15. I am not required to make estimated payments and I will be subject to the increase in the highest marginal rate. What do I do if my employer does not withhold enough Connecticut income tax?
You should use your last pay-stub to do the calculation under Question 14 to determine whether you should send a fourth quarter estimated payment.
16. I am not subject to catch-up withholding but income from other sources will subject me to the 6.5% rate. What should I do?
You can submit a new Form CT-W4 to your employer requesting an additional amount of withholding, or you can go to the DRS website and calculate your January 15, 2010, estimated payment amount.
17. If I am subject to catch-up withholding, may I request that my employer not withhold additional amounts from my paycheck?
If you are affected by the increase in the highest marginal rate, your employer is required to apply the adjusted withholding calculation rules to determine the additional amount of Connecticut income tax to withhold from your wages.
However, you may submit a new Form CT-W4 requesting an additional withholding amount per pay period (Line 2 on Form CT-W4) or a reduced withholding amount per pay period (Line 3 on Form CT-W4).
Additionally, you may be required to make an estimated payment on or before January 15, 2010. You may be charged interest if you do not pay enough tax through withholding or estimated payments, or both, by any installment due date. This is true even if you are due a refund when you file your tax return.
18. How do I know if I have paid enough Connecticut income tax for 2009?
Using your expected 2009 annual income from all sources, calculate your Connecticut income tax using Form CT-1040TCS, Tax Calculation Schedule, (Rev. 09/09) available on the DRS website.
19. What is the withholding rate for gambling winnings?
Gambling winnings are subject to the highest marginal rate of 6.5%.
Trusts and Estates
20. How are trusts and estates affected by the increase in the highest marginal rate?
The flat income tax rate for trusts and estates was increased to 6.5%. A trust or estate required to make estimated payments should use the 6.5% rate to calculate the 2009 taxable year fourth quarter estimated payment due January 15, 2010.
Effect on Other Documents: None affected.
Effect of This Document: An Informational Publication issued by DRS addresses frequently asked questions about a current position, policy, or practice, usually in a less technical question and answer format.
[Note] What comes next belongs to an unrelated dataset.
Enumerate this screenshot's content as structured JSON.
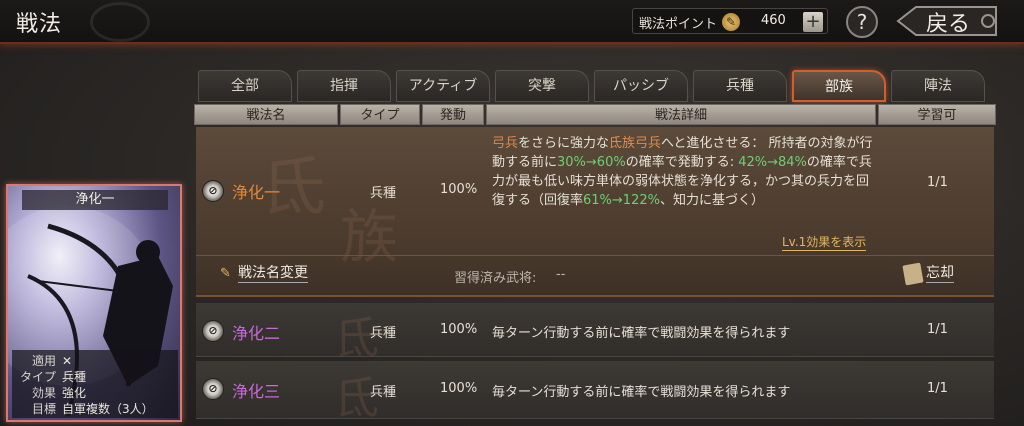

For Further Information: Call DRS during business hours, Monday through Friday:
1-800-382-9463 (Connecticut calls outside the Greater Hartford calling area only); or
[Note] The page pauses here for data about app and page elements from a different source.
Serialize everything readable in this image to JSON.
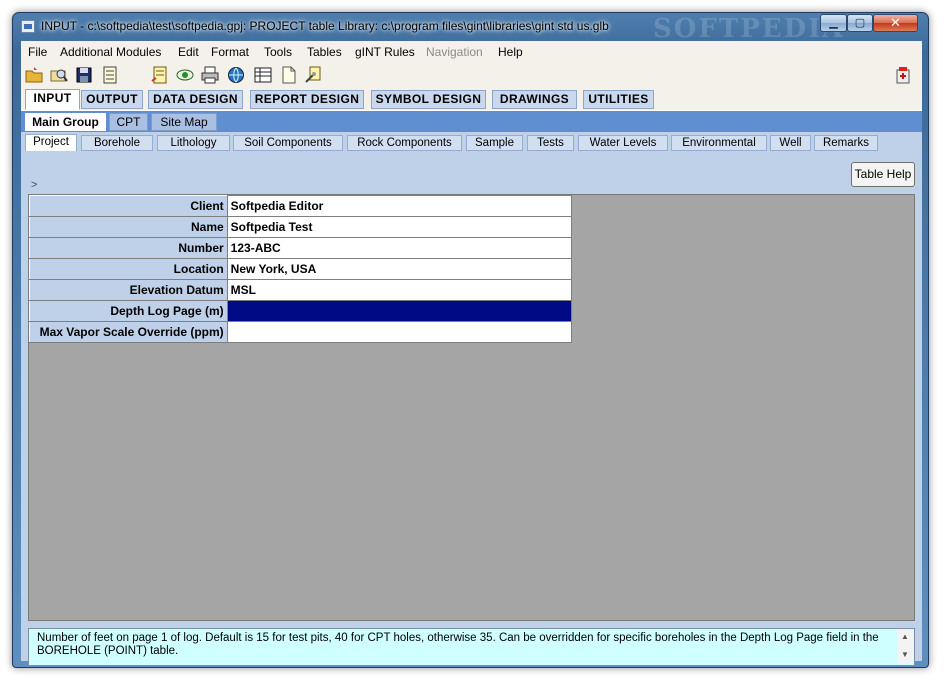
{
  "window": {
    "title": "INPUT - c:\\softpedia\\test\\softpedia.gpj: PROJECT table  Library: c:\\program files\\gint\\libraries\\gint std us.glb",
    "watermark": "SOFTPEDIA"
  },
  "menu": [
    "File",
    "Additional Modules",
    "Edit",
    "Format",
    "Tools",
    "Tables",
    "gINT Rules",
    "Navigation",
    "Help"
  ],
  "main_tabs": [
    "INPUT",
    "OUTPUT",
    "DATA DESIGN",
    "REPORT DESIGN",
    "SYMBOL DESIGN",
    "DRAWINGS",
    "UTILITIES"
  ],
  "group_tabs": [
    "Main Group",
    "CPT",
    "Site Map"
  ],
  "table_tabs": [
    "Project",
    "Borehole",
    "Lithology",
    "Soil Components",
    "Rock Components",
    "Sample",
    "Tests",
    "Water Levels",
    "Environmental",
    "Well",
    "Remarks"
  ],
  "table_help_label": "Table Help",
  "row_indicator": ">",
  "fields": [
    {
      "label": "Client",
      "value": "Softpedia Editor"
    },
    {
      "label": "Name",
      "value": "Softpedia Test"
    },
    {
      "label": "Number",
      "value": "123-ABC"
    },
    {
      "label": "Location",
      "value": "New York, USA"
    },
    {
      "label": "Elevation Datum",
      "value": "MSL"
    },
    {
      "label": "Depth Log Page (m)",
      "value": ""
    },
    {
      "label": "Max Vapor Scale Override (ppm)",
      "value": ""
    }
  ],
  "status_text": "Number of feet on page 1 of log.  Default is 15 for test pits, 40 for CPT holes, otherwise 35.  Can be overridden for specific boreholes in the Depth Log Page field in the BOREHOLE (POINT) table.",
  "colors": {
    "selected_cell": "#000a84",
    "group_bar": "#5f8fd0",
    "status_bg": "#cfffff"
  }
}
860-297-5962 (from anywhere).
TTY, TDD, and Text Telephone users only may transmit inquiries anytime by calling 860-297-4911.
Paperless Filing/Payment Methods (fast, easy, free, and confidential):
Business and individual taxpayers can use the Taxpayer Service Center (TSC) at www.ct.gov/TSC to file a variety of tax returns, update account information, and make payments online.
File Electronically: You can choose first-time filer information and filing assistance or log directly into the TSC to file returns and pay taxes.
Pay Electronically: You can pay taxes for tax returns that cannot be filed through the TSC. Log in and select the Make Payment Only option. Designate a payment date up to the due date of the tax and mail a paper return to complete the filing process.
Income Tax and Withholding Tax